#### YOUR INSTRUCTIONS
From the first line to the last, retype the records exactly without their images.

#### THE DATA
****
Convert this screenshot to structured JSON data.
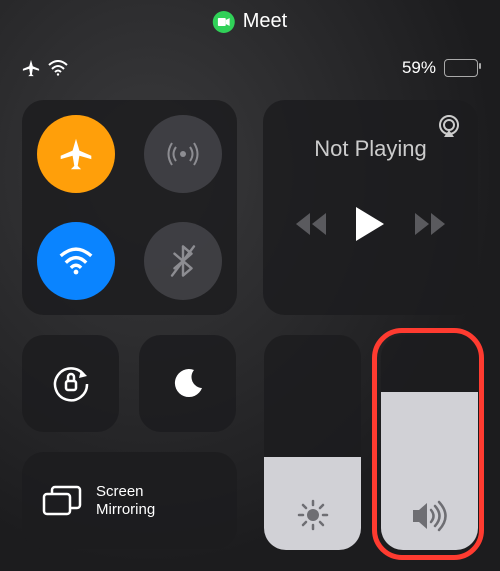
{
  "pill": {
    "app_name": "Meet"
  },
  "status": {
    "battery_percent_label": "59%",
    "battery_percent": 59
  },
  "connectivity": {
    "airplane_on": true,
    "cellular_on": false,
    "wifi_on": true,
    "bluetooth_on": false
  },
  "media": {
    "now_playing_label": "Not Playing"
  },
  "screen_mirroring": {
    "label_line1": "Screen",
    "label_line2": "Mirroring"
  },
  "sliders": {
    "brightness_percent": 35,
    "volume_percent": 65
  },
  "highlight": {
    "target": "volume-slider"
  }
}
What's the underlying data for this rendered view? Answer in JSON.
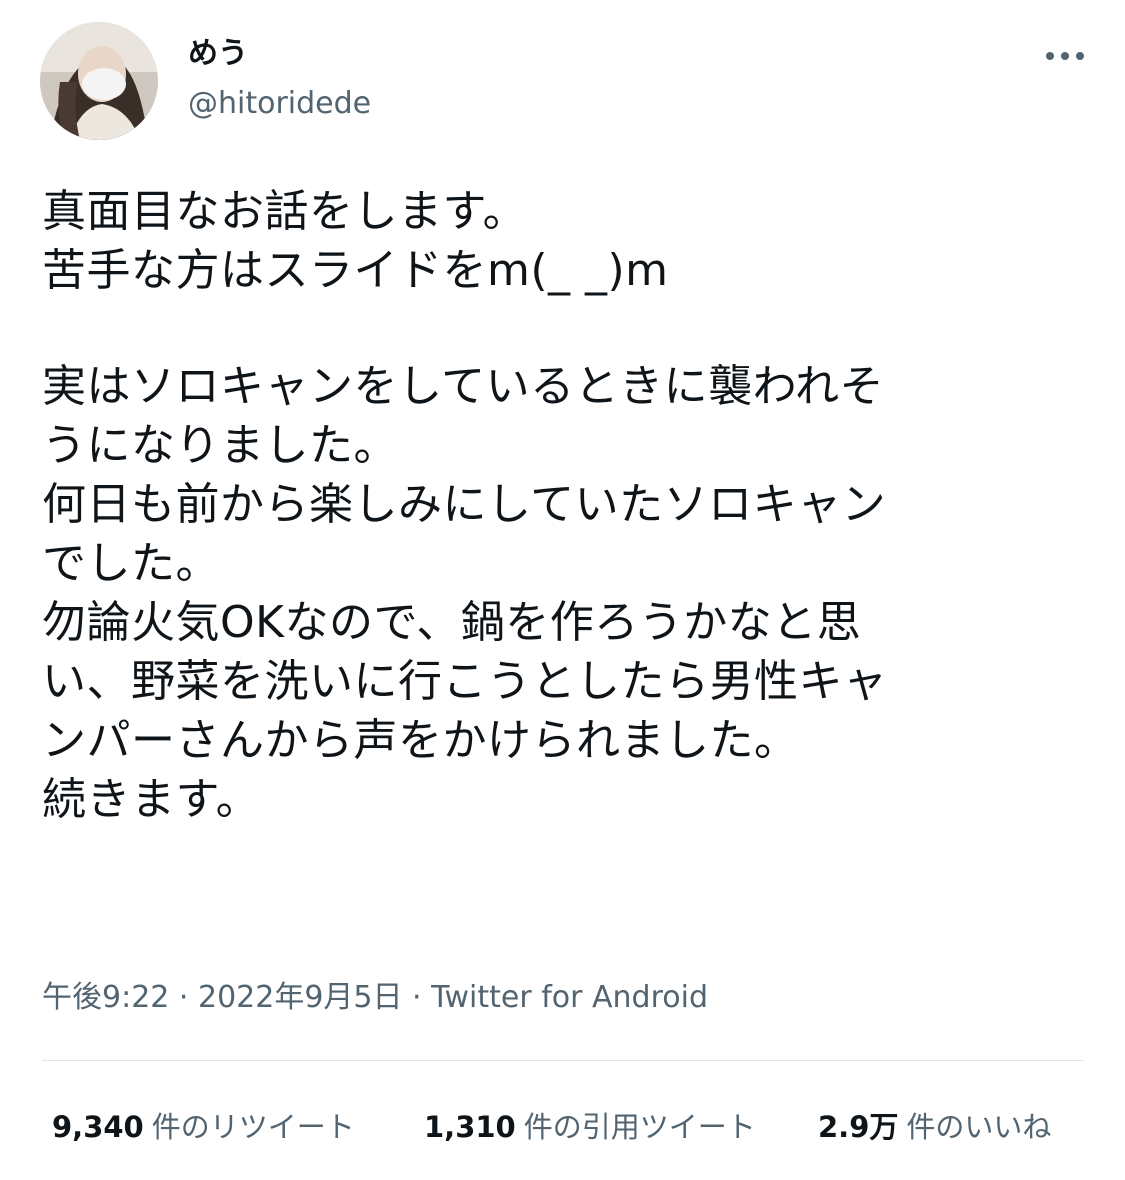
{
  "author": {
    "display_name": "めう",
    "handle": "@hitoridede"
  },
  "tweet": {
    "lines": [
      "真面目なお話をします。",
      "苦手な方はスライドをm(_ _)m",
      "",
      "実はソロキャンをしているときに襲われそ",
      "うになりました。",
      "何日も前から楽しみにしていたソロキャン",
      "でした。",
      "勿論火気OKなので、鍋を作ろうかなと思",
      "い、野菜を洗いに行こうとしたら男性キャ",
      "ンパーさんから声をかけられました。",
      "続きます。"
    ]
  },
  "meta": {
    "time": "午後9:22",
    "separator1": " · ",
    "date": "2022年9月5日",
    "separator2": " · ",
    "source": "Twitter for Android"
  },
  "stats": {
    "retweets": {
      "count": "9,340",
      "label": "件のリツイート"
    },
    "quotes": {
      "count": "1,310",
      "label": "件の引用ツイート"
    },
    "likes": {
      "count": "2.9万",
      "label": "件のいいね"
    }
  },
  "icons": {
    "more": "more-horizontal-icon"
  },
  "colors": {
    "text_primary": "#0f1419",
    "text_secondary": "#536471",
    "divider": "#e1e6ea"
  }
}
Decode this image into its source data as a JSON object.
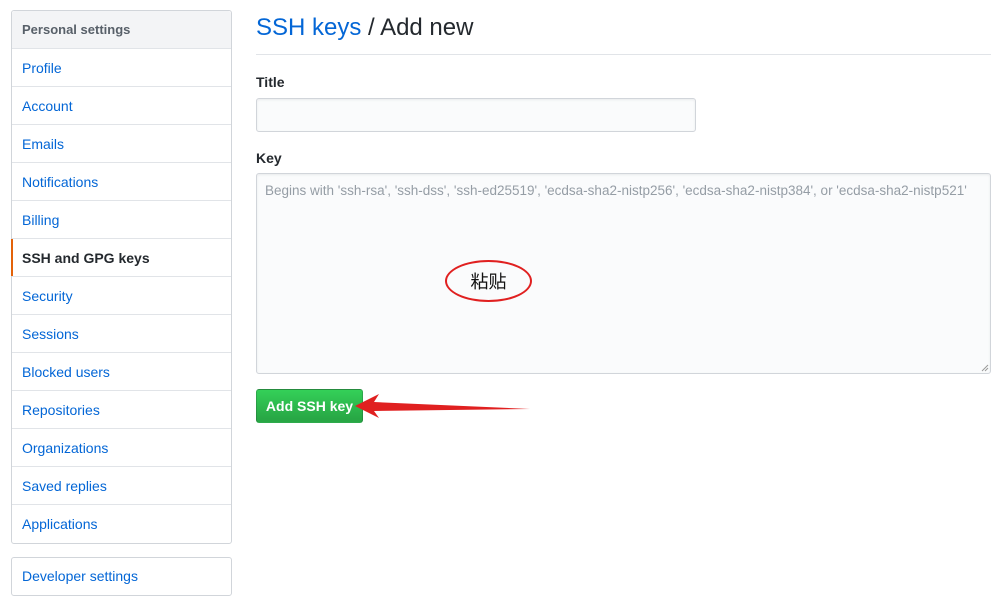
{
  "sidebar": {
    "header": "Personal settings",
    "items": [
      {
        "label": "Profile"
      },
      {
        "label": "Account"
      },
      {
        "label": "Emails"
      },
      {
        "label": "Notifications"
      },
      {
        "label": "Billing"
      },
      {
        "label": "SSH and GPG keys",
        "selected": true
      },
      {
        "label": "Security"
      },
      {
        "label": "Sessions"
      },
      {
        "label": "Blocked users"
      },
      {
        "label": "Repositories"
      },
      {
        "label": "Organizations"
      },
      {
        "label": "Saved replies"
      },
      {
        "label": "Applications"
      }
    ],
    "developer_settings": "Developer settings"
  },
  "main": {
    "breadcrumb_link": "SSH keys",
    "separator": "/",
    "page_title": "Add new",
    "title_label": "Title",
    "title_value": "",
    "key_label": "Key",
    "key_value": "",
    "key_placeholder": "Begins with 'ssh-rsa', 'ssh-dss', 'ssh-ed25519', 'ecdsa-sha2-nistp256', 'ecdsa-sha2-nistp384', or 'ecdsa-sha2-nistp521'",
    "add_button_label": "Add SSH key"
  },
  "annotation": {
    "paste_text": "粘贴",
    "color": "#e02020"
  },
  "colors": {
    "link": "#0366d6",
    "selected_marker": "#e36209",
    "button_green": "#28a745"
  }
}
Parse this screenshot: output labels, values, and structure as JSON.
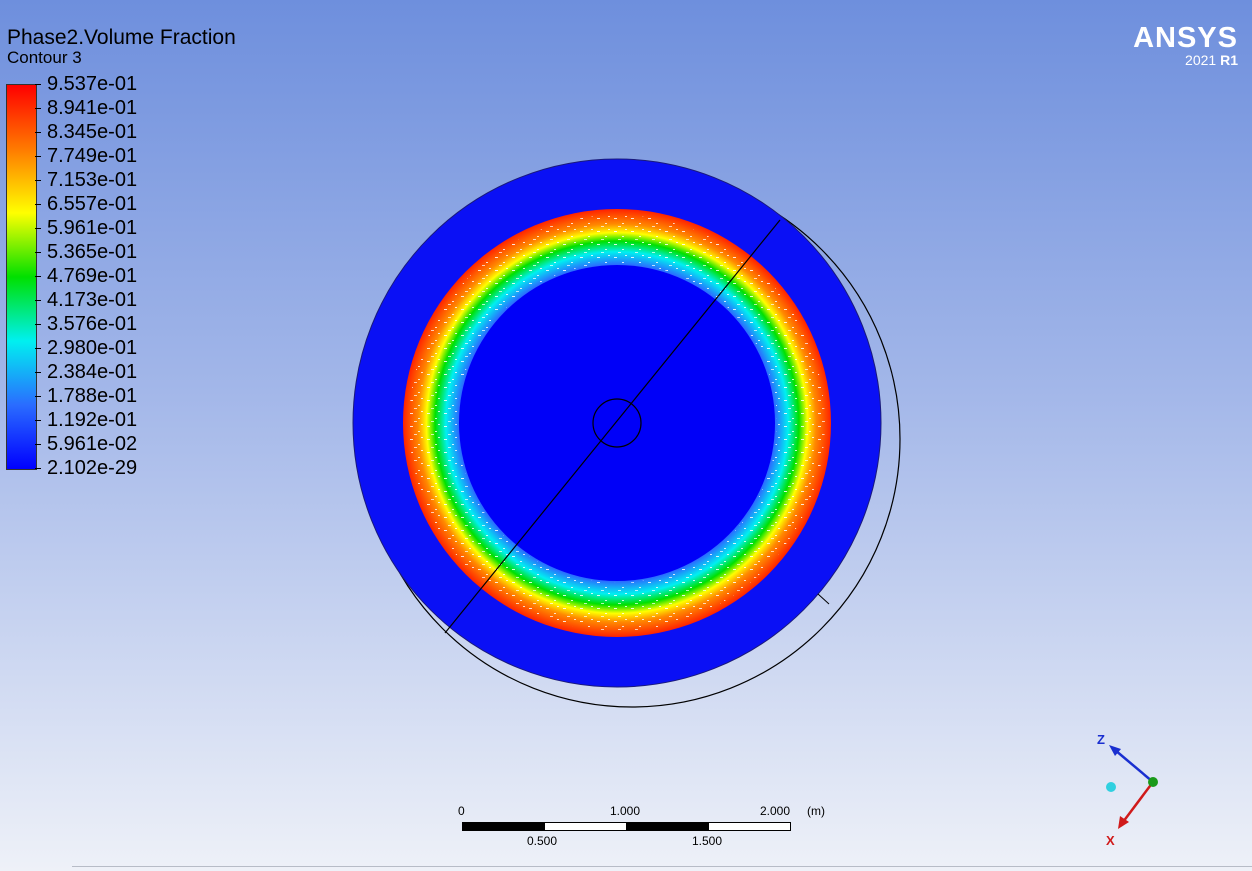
{
  "header": {
    "title": "Phase2.Volume Fraction",
    "subtitle": "Contour 3"
  },
  "logo": {
    "brand": "ANSYS",
    "year": "2021",
    "release": "R1"
  },
  "legend": {
    "values": [
      "9.537e-01",
      "8.941e-01",
      "8.345e-01",
      "7.749e-01",
      "7.153e-01",
      "6.557e-01",
      "5.961e-01",
      "5.365e-01",
      "4.769e-01",
      "4.173e-01",
      "3.576e-01",
      "2.980e-01",
      "2.384e-01",
      "1.788e-01",
      "1.192e-01",
      "5.961e-02",
      "2.102e-29"
    ],
    "colors": [
      "#ff0000",
      "#ff7a00",
      "#ffff00",
      "#00e000",
      "#00f0f0",
      "#2a6cff",
      "#0000ff"
    ]
  },
  "scale_bar": {
    "top_labels": [
      "0",
      "1.000",
      "2.000"
    ],
    "bottom_labels": [
      "0.500",
      "1.500"
    ],
    "unit": "(m)"
  },
  "axes": {
    "z_label": "Z",
    "x_label": "X"
  }
}
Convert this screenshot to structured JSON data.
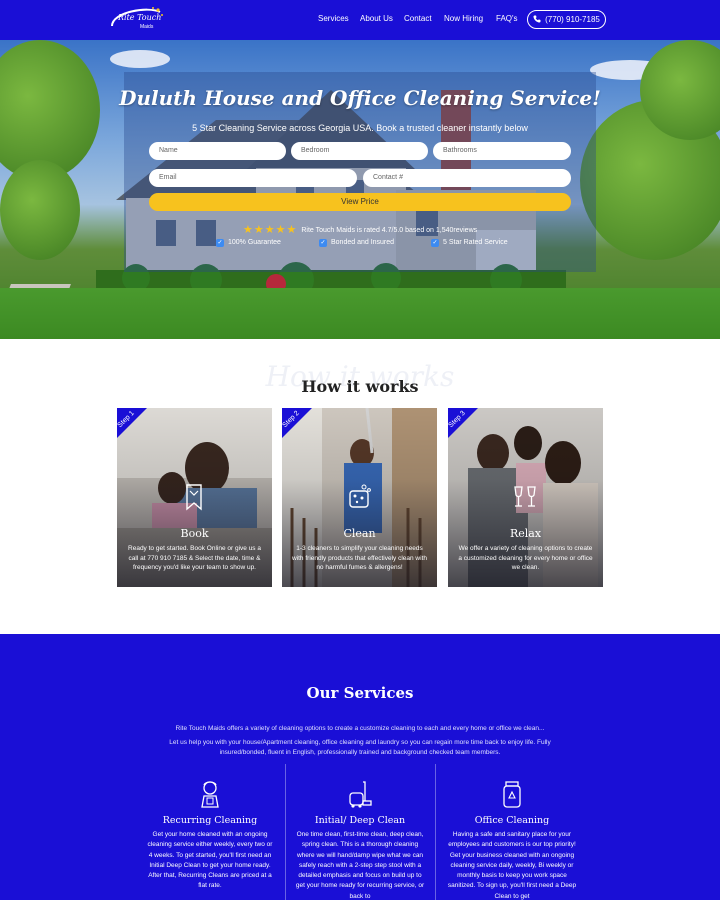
{
  "nav": {
    "logo_text": "Rite Touch",
    "logo_sub": "Maids",
    "links": [
      "Services",
      "About Us",
      "Contact",
      "Now Hiring",
      "FAQ's"
    ],
    "phone": "(770) 910-7185"
  },
  "hero": {
    "title": "Duluth House and Office Cleaning Service!",
    "subtitle": "5 Star Cleaning Service across Georgia USA. Book a trusted cleaner instantly below",
    "placeholders": {
      "name": "Name",
      "bedroom": "Bedroom",
      "bathrooms": "Bathrooms",
      "email": "Email",
      "contact": "Contact #"
    },
    "view_price": "View Price",
    "rating_text": "Rite Touch Maids is rated 4.7/5.0 based on 1,540reviews",
    "stars": 5,
    "features": [
      "100% Guarantee",
      "Bonded and Insured",
      "5 Star Rated Service"
    ]
  },
  "how": {
    "ghost": "How it works",
    "title": "How it works",
    "cards": [
      {
        "step": "Step 1",
        "label": "Book",
        "icon": "bookmark-icon",
        "desc": "Ready to get started. Book Online or give us a call at 770 910 7185 & Select the date, time & frequency you'd like your team to show up."
      },
      {
        "step": "Step 2",
        "label": "Clean",
        "icon": "sponge-icon",
        "desc": "1-3 cleaners to simplify your cleaning needs with friendly products that effectively clean with no harmful fumes & allergens!"
      },
      {
        "step": "Step 3",
        "label": "Relax",
        "icon": "wine-glasses-icon",
        "desc": "We offer a variety of cleaning options to create a customized cleaning for every home or office we clean."
      }
    ]
  },
  "services": {
    "title": "Our Services",
    "intro1": "Rite Touch Maids offers a variety of cleaning options to create a customize cleaning to each and every home or office we clean...",
    "intro2": "Let us help you with your house/Apartment cleaning, office cleaning and laundry so you can regain more time back to enjoy life. Fully insured/bonded, fluent in English, professionally trained and background checked team members.",
    "items": [
      {
        "name": "Recurring Cleaning",
        "icon": "maid-icon",
        "desc": "Get your home cleaned with an ongoing cleaning service either weekly, every two or 4 weeks. To get started, you'll first need an Initial Deep Clean to get your home ready. After that, Recurring Cleans are priced at a flat rate."
      },
      {
        "name": "Initial/ Deep Clean",
        "icon": "vacuum-icon",
        "desc": "One time clean, first-time clean, deep clean, spring clean. This is a thorough cleaning where we will hand/damp wipe what we can safely reach with a 2-step step stool with a detailed emphasis and focus on build up to get your home ready for recurring service, or back to"
      },
      {
        "name": "Office Cleaning",
        "icon": "spray-bottle-icon",
        "desc": "Having a safe and sanitary place for your employees and customers is our top priority! Get your business cleaned with an ongoing cleaning service daily, weekly, Bi weekly or monthly basis to keep you work space sanitized. To sign up, you'll first need a Deep Clean to get"
      }
    ]
  },
  "colors": {
    "brand": "#1a0fd6",
    "accent": "#f7c21e",
    "check": "#3d8bf2"
  }
}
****
#### WRITTEN ANSWER
Convert this screenshot to structured JSON data.
{
  "pill": {
    "app_name": "Meet"
  },
  "status": {
    "battery_percent_label": "59%",
    "battery_percent": 59
  },
  "connectivity": {
    "airplane_on": true,
    "cellular_on": false,
    "wifi_on": true,
    "bluetooth_on": false
  },
  "media": {
    "now_playing_label": "Not Playing"
  },
  "screen_mirroring": {
    "label_line1": "Screen",
    "label_line2": "Mirroring"
  },
  "sliders": {
    "brightness_percent": 35,
    "volume_percent": 65
  },
  "highlight": {
    "target": "volume-slider"
  }
}
What's the underlying data for this rendered view? Answer in JSON.
{
  "author": {
    "display_name": "めう",
    "handle": "@hitoridede"
  },
  "tweet": {
    "lines": [
      "真面目なお話をします。",
      "苦手な方はスライドをm(_ _)m",
      "",
      "実はソロキャンをしているときに襲われそ",
      "うになりました。",
      "何日も前から楽しみにしていたソロキャン",
      "でした。",
      "勿論火気OKなので、鍋を作ろうかなと思",
      "い、野菜を洗いに行こうとしたら男性キャ",
      "ンパーさんから声をかけられました。",
      "続きます。"
    ]
  },
  "meta": {
    "time": "午後9:22",
    "separator1": " · ",
    "date": "2022年9月5日",
    "separator2": " · ",
    "source": "Twitter for Android"
  },
  "stats": {
    "retweets": {
      "count": "9,340",
      "label": "件のリツイート"
    },
    "quotes": {
      "count": "1,310",
      "label": "件の引用ツイート"
    },
    "likes": {
      "count": "2.9万",
      "label": "件のいいね"
    }
  },
  "icons": {
    "more": "more-horizontal-icon"
  },
  "colors": {
    "text_primary": "#0f1419",
    "text_secondary": "#536471",
    "divider": "#e1e6ea"
  }
}
Decode this image into its source data as a JSON object.
{
  "sidebar": {
    "header": "Personal settings",
    "items": [
      {
        "label": "Profile"
      },
      {
        "label": "Account"
      },
      {
        "label": "Emails"
      },
      {
        "label": "Notifications"
      },
      {
        "label": "Billing"
      },
      {
        "label": "SSH and GPG keys",
        "selected": true
      },
      {
        "label": "Security"
      },
      {
        "label": "Sessions"
      },
      {
        "label": "Blocked users"
      },
      {
        "label": "Repositories"
      },
      {
        "label": "Organizations"
      },
      {
        "label": "Saved replies"
      },
      {
        "label": "Applications"
      }
    ],
    "developer_settings": "Developer settings"
  },
  "main": {
    "breadcrumb_link": "SSH keys",
    "separator": "/",
    "page_title": "Add new",
    "title_label": "Title",
    "title_value": "",
    "key_label": "Key",
    "key_value": "",
    "key_placeholder": "Begins with 'ssh-rsa', 'ssh-dss', 'ssh-ed25519', 'ecdsa-sha2-nistp256', 'ecdsa-sha2-nistp384', or 'ecdsa-sha2-nistp521'",
    "add_button_label": "Add SSH key"
  },
  "annotation": {
    "paste_text": "粘贴",
    "color": "#e02020"
  },
  "colors": {
    "link": "#0366d6",
    "selected_marker": "#e36209",
    "button_green": "#28a745"
  }
}
Parse this screenshot: output labels, values, and structure as JSON.
{
  "header": {
    "title": "Phase2.Volume Fraction",
    "subtitle": "Contour 3"
  },
  "logo": {
    "brand": "ANSYS",
    "year": "2021",
    "release": "R1"
  },
  "legend": {
    "values": [
      "9.537e-01",
      "8.941e-01",
      "8.345e-01",
      "7.749e-01",
      "7.153e-01",
      "6.557e-01",
      "5.961e-01",
      "5.365e-01",
      "4.769e-01",
      "4.173e-01",
      "3.576e-01",
      "2.980e-01",
      "2.384e-01",
      "1.788e-01",
      "1.192e-01",
      "5.961e-02",
      "2.102e-29"
    ],
    "colors": [
      "#ff0000",
      "#ff7a00",
      "#ffff00",
      "#00e000",
      "#00f0f0",
      "#2a6cff",
      "#0000ff"
    ]
  },
  "scale_bar": {
    "top_labels": [
      "0",
      "1.000",
      "2.000"
    ],
    "bottom_labels": [
      "0.500",
      "1.500"
    ],
    "unit": "(m)"
  },
  "axes": {
    "z_label": "Z",
    "x_label": "X"
  }
}
Convert this screenshot to structured JSON data.
{
  "nav": {
    "logo_text": "Rite Touch",
    "logo_sub": "Maids",
    "links": [
      "Services",
      "About Us",
      "Contact",
      "Now Hiring",
      "FAQ's"
    ],
    "phone": "(770) 910-7185"
  },
  "hero": {
    "title": "Duluth House and Office Cleaning Service!",
    "subtitle": "5 Star Cleaning Service across Georgia USA. Book a trusted cleaner instantly below",
    "placeholders": {
      "name": "Name",
      "bedroom": "Bedroom",
      "bathrooms": "Bathrooms",
      "email": "Email",
      "contact": "Contact #"
    },
    "view_price": "View Price",
    "rating_text": "Rite Touch Maids is rated 4.7/5.0 based on 1,540reviews",
    "stars": 5,
    "features": [
      "100% Guarantee",
      "Bonded and Insured",
      "5 Star Rated Service"
    ]
  },
  "how": {
    "ghost": "How it works",
    "title": "How it works",
    "cards": [
      {
        "step": "Step 1",
        "label": "Book",
        "icon": "bookmark-icon",
        "desc": "Ready to get started. Book Online or give us a call at 770 910 7185 & Select the date, time & frequency you'd like your team to show up."
      },
      {
        "step": "Step 2",
        "label": "Clean",
        "icon": "sponge-icon",
        "desc": "1-3 cleaners to simplify your cleaning needs with friendly products that effectively clean with no harmful fumes & allergens!"
      },
      {
        "step": "Step 3",
        "label": "Relax",
        "icon": "wine-glasses-icon",
        "desc": "We offer a variety of cleaning options to create a customized cleaning for every home or office we clean."
      }
    ]
  },
  "services": {
    "title": "Our Services",
    "intro1": "Rite Touch Maids offers a variety of cleaning options to create a customize cleaning to each and every home or office we clean...",
    "intro2": "Let us help you with your house/Apartment cleaning, office cleaning and laundry so you can regain more time back to enjoy life. Fully insured/bonded, fluent in English, professionally trained and background checked team members.",
    "items": [
      {
        "name": "Recurring Cleaning",
        "icon": "maid-icon",
        "desc": "Get your home cleaned with an ongoing cleaning service either weekly, every two or 4 weeks. To get started, you'll first need an Initial Deep Clean to get your home ready. After that, Recurring Cleans are priced at a flat rate."
      },
      {
        "name": "Initial/ Deep Clean",
        "icon": "vacuum-icon",
        "desc": "One time clean, first-time clean, deep clean, spring clean. This is a thorough cleaning where we will hand/damp wipe what we can safely reach with a 2-step step stool with a detailed emphasis and focus on build up to get your home ready for recurring service, or back to"
      },
      {
        "name": "Office Cleaning",
        "icon": "spray-bottle-icon",
        "desc": "Having a safe and sanitary place for your employees and customers is our top priority! Get your business cleaned with an ongoing cleaning service daily, weekly, Bi weekly or monthly basis to keep you work space sanitized. To sign up, you'll first need a Deep Clean to get"
      }
    ]
  },
  "colors": {
    "brand": "#1a0fd6",
    "accent": "#f7c21e",
    "check": "#3d8bf2"
  }
}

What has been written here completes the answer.